Step 3 is to execute and evaluate. In a less urgent scenario, we could really split this into two steps—step 3 being to execute your solutions and step 4 being to evaluate, “How did that go?” When you’re in an urgent or in more immediate need, you want to actually combine these into one single action or step. And as you execute, you evaluate. This lets us adapt on the fly. I’m going back to step 1 here—the way we can functionally evaluate is to stay connected and bring a team into that evaluation process. It helps us with step 1, it reinforces step 2, and it absolutely is the key to success for step 3 because somebody else is going to see it differently than you. So as we execute, we evaluate—do we need to adapt? Do we need to change pace?
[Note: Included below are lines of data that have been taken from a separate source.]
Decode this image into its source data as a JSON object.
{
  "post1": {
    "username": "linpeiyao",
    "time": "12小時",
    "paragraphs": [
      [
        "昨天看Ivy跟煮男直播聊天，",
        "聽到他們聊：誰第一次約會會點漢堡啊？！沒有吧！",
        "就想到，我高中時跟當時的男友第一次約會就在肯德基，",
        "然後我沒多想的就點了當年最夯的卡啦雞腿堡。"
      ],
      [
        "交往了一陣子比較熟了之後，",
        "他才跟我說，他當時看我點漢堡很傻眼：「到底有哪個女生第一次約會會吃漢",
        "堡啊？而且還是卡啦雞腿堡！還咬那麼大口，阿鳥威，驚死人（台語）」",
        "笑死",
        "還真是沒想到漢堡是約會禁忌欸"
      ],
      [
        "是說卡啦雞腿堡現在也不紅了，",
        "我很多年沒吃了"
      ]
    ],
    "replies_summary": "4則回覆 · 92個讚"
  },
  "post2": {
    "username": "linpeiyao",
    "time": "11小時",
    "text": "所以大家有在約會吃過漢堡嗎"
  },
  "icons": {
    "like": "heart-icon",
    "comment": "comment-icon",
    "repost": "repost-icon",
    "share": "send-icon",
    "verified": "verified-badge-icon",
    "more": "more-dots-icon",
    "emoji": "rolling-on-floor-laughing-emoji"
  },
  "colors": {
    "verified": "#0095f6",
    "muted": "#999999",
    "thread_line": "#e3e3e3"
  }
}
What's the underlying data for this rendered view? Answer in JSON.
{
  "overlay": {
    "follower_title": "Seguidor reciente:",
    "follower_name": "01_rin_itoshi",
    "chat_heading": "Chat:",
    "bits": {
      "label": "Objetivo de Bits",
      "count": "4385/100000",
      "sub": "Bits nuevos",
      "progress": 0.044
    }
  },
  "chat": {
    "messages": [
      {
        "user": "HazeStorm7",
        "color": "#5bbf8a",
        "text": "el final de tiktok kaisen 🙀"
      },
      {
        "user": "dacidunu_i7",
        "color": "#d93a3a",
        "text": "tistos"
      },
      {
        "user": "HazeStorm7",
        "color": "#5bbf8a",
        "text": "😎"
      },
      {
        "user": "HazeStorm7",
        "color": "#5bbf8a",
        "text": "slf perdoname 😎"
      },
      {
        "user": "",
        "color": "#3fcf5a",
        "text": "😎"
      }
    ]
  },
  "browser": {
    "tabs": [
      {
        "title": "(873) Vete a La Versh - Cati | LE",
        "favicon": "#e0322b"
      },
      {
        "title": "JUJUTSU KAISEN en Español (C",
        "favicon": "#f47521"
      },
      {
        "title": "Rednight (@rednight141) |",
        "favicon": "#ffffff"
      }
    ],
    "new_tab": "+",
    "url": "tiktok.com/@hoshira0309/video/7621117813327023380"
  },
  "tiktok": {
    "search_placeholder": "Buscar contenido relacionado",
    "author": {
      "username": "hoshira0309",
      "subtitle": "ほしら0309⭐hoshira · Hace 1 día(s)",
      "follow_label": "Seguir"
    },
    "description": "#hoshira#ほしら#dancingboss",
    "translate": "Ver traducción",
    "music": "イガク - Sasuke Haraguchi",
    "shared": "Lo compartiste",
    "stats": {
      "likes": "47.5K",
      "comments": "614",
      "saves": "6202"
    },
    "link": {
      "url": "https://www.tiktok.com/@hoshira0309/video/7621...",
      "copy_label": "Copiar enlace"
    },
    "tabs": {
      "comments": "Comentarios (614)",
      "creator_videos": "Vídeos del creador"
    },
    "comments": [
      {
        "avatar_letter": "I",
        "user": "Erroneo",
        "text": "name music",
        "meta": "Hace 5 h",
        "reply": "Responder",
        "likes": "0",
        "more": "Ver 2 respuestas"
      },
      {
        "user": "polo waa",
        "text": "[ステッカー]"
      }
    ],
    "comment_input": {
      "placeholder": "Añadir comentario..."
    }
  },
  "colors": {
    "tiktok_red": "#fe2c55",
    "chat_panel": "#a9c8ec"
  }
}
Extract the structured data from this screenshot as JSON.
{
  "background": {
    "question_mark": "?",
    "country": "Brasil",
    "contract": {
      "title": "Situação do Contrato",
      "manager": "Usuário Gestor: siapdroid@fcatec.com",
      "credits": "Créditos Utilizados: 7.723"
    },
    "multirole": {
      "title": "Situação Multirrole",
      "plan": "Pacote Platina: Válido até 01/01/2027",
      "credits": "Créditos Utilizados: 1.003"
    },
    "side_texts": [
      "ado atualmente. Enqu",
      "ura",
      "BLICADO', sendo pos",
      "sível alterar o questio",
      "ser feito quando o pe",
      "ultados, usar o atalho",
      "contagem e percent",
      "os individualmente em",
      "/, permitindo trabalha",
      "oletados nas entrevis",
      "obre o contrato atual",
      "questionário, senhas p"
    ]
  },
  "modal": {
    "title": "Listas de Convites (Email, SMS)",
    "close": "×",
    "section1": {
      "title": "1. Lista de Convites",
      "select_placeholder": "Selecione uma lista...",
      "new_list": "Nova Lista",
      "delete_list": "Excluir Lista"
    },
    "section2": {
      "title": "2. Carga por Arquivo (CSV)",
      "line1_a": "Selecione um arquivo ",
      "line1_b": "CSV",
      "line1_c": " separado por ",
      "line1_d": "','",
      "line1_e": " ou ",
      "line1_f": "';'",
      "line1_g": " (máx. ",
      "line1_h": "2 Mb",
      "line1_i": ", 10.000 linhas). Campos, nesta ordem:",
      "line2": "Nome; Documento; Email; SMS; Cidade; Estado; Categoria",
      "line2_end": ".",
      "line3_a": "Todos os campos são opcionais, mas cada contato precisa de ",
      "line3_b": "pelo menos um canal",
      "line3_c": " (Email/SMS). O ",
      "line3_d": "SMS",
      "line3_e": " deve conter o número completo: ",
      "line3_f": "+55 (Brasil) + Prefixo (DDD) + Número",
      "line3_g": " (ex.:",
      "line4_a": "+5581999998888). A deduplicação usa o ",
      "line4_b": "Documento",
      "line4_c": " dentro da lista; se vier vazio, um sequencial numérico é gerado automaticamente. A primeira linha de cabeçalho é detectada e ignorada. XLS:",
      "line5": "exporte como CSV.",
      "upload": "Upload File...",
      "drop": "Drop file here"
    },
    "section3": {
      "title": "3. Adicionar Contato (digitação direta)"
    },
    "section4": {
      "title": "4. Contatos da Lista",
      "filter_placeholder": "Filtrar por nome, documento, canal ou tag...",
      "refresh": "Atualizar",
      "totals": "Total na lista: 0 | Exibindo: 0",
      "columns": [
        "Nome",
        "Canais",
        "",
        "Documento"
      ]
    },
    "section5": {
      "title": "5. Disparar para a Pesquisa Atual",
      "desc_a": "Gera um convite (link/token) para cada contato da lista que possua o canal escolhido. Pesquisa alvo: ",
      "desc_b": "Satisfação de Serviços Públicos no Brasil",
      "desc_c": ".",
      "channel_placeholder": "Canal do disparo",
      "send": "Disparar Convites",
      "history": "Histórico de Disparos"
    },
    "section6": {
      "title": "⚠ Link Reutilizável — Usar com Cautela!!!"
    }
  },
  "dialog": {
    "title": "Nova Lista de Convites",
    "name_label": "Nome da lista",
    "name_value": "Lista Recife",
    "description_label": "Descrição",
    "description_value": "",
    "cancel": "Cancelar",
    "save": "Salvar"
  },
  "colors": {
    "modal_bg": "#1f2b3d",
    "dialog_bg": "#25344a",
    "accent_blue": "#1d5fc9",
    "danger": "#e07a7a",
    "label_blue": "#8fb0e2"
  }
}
Three easy steps—I didn’t say it was going to be challenging, but it’s not a complicated process for us. When you’re dealing with risk, something unknown, something undetermined, it feels scary. We all feel it. The thing to remember is this: When evil or darkness rise, or unknown and scary things creep up on us, it calls to the inner goodness put in every single human being. Light rises to defeat darkness. Take hope in that, follow the steps. Don’t let fear inform your decisions, assess the risk and identify those risk points with solutions, then execute and evaluate as you need to and adapt. And we will overcome these things together.

Stay safe, security leaders.